Thunderstorms and Lightning
With thunderstorms, locally severe wind (in excess of 55 KM/H), violent rainfall rates (in excess of 50 millimeters per hour) and lightning are all possible.
Gusty winds and lightning pose a threat to our power grid, causing localized power outages. Lightning may also strike trees, homes or utility poles causing damage to property. Lightning can also be deadly to persons outside during a thunderstorm.
Seas and Surf
Long-period swells are forecast to continue through Wednesday, with seas moderate in open waters with waves between 1.5 to 2.0 meters. In sheltered areas, seas are near 1.0 meters, but choppy, particularly during heavier showers or thunderstorms.
The axis of the tropical wave is already west of Trinidad and Tobago. However, the Intertropical Convergence Zone is forecast to linger through Friday. Saharan Dust is forecast to be on the decline, although moderate air quality is ongoing.
Why I May Not/Will Not See Constant Rainfall?
A frequent complaint is the forecast is wrong because I didn’t experience any rainfall. Scattered showers mean that you, individually, may experience some showers intermittently throughout the day and there is a higher chance for this activity than isolated activity.
Generally, because of winds associated with tropical waves, showers and thunderstorms tend to follow a west-northwest track, generally missing areas across Southwestern Trinidad and even Northwestern Trinidad – though activity due to local climatic effects such as daytime heating may trigger shower and thunderstorm development across these areas. See the below graphic for a simple explanation.

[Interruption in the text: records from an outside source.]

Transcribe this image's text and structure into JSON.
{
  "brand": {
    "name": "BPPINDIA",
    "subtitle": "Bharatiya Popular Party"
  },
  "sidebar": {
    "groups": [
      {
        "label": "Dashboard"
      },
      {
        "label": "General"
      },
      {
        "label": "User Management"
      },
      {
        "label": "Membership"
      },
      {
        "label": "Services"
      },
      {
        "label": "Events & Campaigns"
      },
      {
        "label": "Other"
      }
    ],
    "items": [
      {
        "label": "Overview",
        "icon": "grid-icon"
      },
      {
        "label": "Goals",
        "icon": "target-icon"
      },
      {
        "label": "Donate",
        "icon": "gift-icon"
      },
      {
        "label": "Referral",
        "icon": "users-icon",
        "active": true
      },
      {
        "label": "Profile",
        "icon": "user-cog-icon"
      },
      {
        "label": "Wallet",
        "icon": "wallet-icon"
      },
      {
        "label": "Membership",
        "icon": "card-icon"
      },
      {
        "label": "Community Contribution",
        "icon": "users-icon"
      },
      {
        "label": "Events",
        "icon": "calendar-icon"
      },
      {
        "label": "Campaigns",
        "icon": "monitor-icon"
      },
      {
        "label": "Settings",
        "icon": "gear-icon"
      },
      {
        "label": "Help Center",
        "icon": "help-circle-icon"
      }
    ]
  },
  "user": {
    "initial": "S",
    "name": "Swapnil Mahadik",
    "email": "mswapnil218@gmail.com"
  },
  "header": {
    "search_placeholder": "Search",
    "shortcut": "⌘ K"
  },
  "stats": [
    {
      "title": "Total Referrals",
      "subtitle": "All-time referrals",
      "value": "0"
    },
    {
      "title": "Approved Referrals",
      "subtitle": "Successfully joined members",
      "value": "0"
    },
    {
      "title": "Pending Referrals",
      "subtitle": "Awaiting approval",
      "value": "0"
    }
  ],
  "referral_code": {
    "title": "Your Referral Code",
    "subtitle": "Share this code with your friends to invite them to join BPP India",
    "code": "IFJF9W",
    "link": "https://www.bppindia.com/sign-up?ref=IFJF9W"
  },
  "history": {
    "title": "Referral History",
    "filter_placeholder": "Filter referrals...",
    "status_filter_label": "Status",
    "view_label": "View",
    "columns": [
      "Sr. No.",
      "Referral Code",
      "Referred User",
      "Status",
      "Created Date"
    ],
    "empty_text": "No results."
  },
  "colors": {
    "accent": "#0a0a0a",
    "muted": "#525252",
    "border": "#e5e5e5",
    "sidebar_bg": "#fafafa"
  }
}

With this tropical wave (Tropical Wave 53 & the ITCZ), mostly isolated to scattered showers are forecast. Hence, we are likely to see intermittent showers and thunderstorms, interrupting partly cloudy to overcast skies throughout the week.